- Requirement -
Nothing less than an exact copy of all the records is required.

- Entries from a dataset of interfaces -
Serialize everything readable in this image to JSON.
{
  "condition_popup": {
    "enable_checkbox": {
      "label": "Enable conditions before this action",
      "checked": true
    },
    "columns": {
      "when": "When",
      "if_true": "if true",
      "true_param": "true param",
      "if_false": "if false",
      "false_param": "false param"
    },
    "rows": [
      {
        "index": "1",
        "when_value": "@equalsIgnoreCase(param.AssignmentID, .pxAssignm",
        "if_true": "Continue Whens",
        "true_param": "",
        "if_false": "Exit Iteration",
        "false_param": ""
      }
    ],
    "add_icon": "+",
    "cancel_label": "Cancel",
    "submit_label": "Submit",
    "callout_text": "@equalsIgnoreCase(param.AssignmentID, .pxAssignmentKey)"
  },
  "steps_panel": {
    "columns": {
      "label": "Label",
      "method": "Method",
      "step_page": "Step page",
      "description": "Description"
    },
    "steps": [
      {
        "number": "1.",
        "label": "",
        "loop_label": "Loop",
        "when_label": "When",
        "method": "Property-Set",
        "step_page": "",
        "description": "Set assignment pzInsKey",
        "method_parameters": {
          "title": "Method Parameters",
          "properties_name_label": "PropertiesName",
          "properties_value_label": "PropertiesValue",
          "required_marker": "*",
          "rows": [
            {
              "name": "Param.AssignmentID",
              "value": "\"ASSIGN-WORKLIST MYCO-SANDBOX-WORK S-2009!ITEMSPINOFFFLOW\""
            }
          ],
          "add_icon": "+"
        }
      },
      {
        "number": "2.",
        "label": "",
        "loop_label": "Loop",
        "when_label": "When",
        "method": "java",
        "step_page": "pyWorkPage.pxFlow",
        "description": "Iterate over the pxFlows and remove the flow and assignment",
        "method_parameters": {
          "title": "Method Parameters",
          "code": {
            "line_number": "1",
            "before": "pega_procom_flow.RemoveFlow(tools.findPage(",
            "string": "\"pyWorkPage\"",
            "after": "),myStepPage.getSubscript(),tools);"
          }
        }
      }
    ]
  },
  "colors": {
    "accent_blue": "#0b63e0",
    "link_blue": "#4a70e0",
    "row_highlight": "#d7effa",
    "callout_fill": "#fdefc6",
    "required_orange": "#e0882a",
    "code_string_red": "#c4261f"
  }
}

- Result -
Serialize everything readable in this image to JSON.
{
  "condition_popup": {
    "enable_checkbox": {
      "label": "Enable conditions before this action",
      "checked": true
    },
    "columns": {
      "when": "When",
      "if_true": "if true",
      "true_param": "true param",
      "if_false": "if false",
      "false_param": "false param"
    },
    "rows": [
      {
        "index": "1",
        "when_value": "@equalsIgnoreCase(param.AssignmentID, .pxAssignm",
        "if_true": "Continue Whens",
        "true_param": "",
        "if_false": "Exit Iteration",
        "false_param": ""
      }
    ],
    "add_icon": "+",
    "cancel_label": "Cancel",
    "submit_label": "Submit",
    "callout_text": "@equalsIgnoreCase(param.AssignmentID, .pxAssignmentKey)"
  },
  "steps_panel": {
    "columns": {
      "label": "Label",
      "method": "Method",
      "step_page": "Step page",
      "description": "Description"
    },
    "steps": [
      {
        "number": "1.",
        "label": "",
        "loop_label": "Loop",
        "when_label": "When",
        "method": "Property-Set",
        "step_page": "",
        "description": "Set assignment pzInsKey",
        "method_parameters": {
          "title": "Method Parameters",
          "properties_name_label": "PropertiesName",
          "properties_value_label": "PropertiesValue",
          "required_marker": "*",
          "rows": [
            {
              "name": "Param.AssignmentID",
              "value": "\"ASSIGN-WORKLIST MYCO-SANDBOX-WORK S-2009!ITEMSPINOFFFLOW\""
            }
          ],
          "add_icon": "+"
        }
      },
      {
        "number": "2.",
        "label": "",
        "loop_label": "Loop",
        "when_label": "When",
        "method": "java",
        "step_page": "pyWorkPage.pxFlow",
        "description": "Iterate over the pxFlows and remove the flow and assignment",
        "method_parameters": {
          "title": "Method Parameters",
          "code": {
            "line_number": "1",
            "before": "pega_procom_flow.RemoveFlow(tools.findPage(",
            "string": "\"pyWorkPage\"",
            "after": "),myStepPage.getSubscript(),tools);"
          }
        }
      }
    ]
  },
  "colors": {
    "accent_blue": "#0b63e0",
    "link_blue": "#4a70e0",
    "row_highlight": "#d7effa",
    "callout_fill": "#fdefc6",
    "required_orange": "#e0882a",
    "code_string_red": "#c4261f"
  }
}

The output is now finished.